Data about app and page elements:

--- START ---

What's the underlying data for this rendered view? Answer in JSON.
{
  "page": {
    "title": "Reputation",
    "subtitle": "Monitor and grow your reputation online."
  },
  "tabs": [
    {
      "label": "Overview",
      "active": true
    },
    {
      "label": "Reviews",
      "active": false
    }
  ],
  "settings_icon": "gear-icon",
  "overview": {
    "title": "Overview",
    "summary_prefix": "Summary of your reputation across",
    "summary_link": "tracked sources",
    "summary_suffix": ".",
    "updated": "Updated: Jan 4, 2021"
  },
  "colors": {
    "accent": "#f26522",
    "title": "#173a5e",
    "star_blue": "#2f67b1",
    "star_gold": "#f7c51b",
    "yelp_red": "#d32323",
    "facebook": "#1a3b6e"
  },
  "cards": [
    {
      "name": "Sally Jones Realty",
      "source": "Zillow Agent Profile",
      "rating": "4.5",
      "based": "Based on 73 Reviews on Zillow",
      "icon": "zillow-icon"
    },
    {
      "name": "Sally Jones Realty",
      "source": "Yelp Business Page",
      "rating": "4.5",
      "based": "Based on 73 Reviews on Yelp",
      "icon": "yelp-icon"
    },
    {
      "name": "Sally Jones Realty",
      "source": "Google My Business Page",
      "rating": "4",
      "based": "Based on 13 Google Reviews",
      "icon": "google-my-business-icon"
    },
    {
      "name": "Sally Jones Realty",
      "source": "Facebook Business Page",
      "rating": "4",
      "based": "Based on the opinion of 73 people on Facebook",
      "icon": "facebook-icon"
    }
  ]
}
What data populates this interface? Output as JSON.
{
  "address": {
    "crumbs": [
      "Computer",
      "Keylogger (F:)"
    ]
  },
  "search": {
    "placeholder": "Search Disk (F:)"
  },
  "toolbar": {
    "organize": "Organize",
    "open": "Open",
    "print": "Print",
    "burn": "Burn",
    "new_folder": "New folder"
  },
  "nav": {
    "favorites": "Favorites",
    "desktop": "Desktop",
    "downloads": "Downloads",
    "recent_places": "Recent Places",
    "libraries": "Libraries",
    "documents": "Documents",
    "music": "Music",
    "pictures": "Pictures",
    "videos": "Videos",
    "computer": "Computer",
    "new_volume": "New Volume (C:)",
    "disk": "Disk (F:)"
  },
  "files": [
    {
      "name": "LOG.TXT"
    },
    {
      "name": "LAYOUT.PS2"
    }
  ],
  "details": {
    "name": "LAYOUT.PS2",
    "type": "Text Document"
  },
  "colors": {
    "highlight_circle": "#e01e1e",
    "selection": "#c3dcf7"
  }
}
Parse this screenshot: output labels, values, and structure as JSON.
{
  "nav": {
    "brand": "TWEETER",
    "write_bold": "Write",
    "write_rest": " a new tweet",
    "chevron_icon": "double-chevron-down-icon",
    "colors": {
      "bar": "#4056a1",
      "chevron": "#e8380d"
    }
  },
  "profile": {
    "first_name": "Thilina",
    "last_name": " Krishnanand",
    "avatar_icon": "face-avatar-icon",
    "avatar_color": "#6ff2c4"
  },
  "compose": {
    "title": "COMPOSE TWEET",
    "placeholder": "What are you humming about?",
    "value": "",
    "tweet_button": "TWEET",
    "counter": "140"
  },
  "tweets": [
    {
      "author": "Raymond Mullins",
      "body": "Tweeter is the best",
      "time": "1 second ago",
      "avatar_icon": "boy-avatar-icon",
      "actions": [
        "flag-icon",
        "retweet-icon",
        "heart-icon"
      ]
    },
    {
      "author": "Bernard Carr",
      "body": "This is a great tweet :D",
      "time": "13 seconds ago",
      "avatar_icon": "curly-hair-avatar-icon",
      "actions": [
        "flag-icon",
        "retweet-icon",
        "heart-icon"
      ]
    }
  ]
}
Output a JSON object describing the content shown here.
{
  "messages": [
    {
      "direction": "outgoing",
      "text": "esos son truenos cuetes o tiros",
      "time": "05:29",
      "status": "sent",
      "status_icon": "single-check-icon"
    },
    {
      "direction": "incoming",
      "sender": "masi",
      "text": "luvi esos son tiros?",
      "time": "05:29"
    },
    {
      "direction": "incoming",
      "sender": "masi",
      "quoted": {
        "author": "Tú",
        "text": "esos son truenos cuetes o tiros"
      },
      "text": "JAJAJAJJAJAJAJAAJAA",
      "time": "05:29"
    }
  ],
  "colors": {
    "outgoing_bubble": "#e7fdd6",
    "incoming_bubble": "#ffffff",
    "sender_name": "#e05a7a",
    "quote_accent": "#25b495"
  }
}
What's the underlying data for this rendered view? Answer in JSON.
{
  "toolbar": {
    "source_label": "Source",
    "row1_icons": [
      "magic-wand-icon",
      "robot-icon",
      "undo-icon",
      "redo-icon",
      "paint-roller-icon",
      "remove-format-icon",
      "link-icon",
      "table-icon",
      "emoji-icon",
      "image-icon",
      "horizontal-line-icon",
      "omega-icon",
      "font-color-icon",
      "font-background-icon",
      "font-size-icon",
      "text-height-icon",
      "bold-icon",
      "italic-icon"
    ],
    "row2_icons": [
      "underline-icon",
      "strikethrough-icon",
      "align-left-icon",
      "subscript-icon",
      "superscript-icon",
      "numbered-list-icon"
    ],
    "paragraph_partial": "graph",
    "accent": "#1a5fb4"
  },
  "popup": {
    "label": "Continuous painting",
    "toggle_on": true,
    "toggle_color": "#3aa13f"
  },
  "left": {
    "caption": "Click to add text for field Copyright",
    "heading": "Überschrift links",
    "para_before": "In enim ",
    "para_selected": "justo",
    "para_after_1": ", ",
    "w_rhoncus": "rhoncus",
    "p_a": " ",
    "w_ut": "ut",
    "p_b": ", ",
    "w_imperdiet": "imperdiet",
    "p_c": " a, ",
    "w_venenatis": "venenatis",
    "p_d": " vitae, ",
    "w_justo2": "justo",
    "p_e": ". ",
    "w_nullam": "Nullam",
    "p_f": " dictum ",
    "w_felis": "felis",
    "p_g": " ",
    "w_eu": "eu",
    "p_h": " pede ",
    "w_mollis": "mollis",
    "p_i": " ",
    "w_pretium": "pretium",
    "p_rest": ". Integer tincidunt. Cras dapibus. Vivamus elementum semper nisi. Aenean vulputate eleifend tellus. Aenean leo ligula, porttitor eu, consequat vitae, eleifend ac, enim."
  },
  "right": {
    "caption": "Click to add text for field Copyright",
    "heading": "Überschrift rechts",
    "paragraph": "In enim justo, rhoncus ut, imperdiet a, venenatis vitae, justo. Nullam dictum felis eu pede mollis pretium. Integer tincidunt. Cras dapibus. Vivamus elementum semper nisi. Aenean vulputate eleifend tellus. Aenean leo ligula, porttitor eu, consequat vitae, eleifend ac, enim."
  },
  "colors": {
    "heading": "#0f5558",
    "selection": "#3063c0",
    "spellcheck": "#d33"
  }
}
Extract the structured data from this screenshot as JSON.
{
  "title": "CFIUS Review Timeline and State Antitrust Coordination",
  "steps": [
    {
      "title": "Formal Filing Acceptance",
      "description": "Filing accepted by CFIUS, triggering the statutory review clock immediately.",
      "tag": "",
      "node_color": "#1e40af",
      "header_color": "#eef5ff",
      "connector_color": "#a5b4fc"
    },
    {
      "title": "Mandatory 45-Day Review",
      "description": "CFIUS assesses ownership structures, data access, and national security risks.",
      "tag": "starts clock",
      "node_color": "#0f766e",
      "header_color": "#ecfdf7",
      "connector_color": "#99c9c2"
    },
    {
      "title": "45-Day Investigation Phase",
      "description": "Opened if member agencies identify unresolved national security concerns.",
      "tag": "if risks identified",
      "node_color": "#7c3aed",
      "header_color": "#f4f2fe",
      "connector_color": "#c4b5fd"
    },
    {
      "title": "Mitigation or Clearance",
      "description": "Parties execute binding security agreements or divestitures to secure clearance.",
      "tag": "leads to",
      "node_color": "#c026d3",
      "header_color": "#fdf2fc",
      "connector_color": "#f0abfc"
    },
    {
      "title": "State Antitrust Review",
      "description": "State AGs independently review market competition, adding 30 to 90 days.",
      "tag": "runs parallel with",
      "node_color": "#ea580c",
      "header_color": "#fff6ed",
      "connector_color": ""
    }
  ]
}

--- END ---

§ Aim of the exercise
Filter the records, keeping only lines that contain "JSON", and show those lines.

§ Final answer
What's the underlying data for this rendered view? Answer in JSON.
What data populates this interface? Output as JSON.
Parse this screenshot: output labels, values, and structure as JSON.
Output a JSON object describing the content shown here.
What's the underlying data for this rendered view? Answer in JSON.
Extract the structured data from this screenshot as JSON.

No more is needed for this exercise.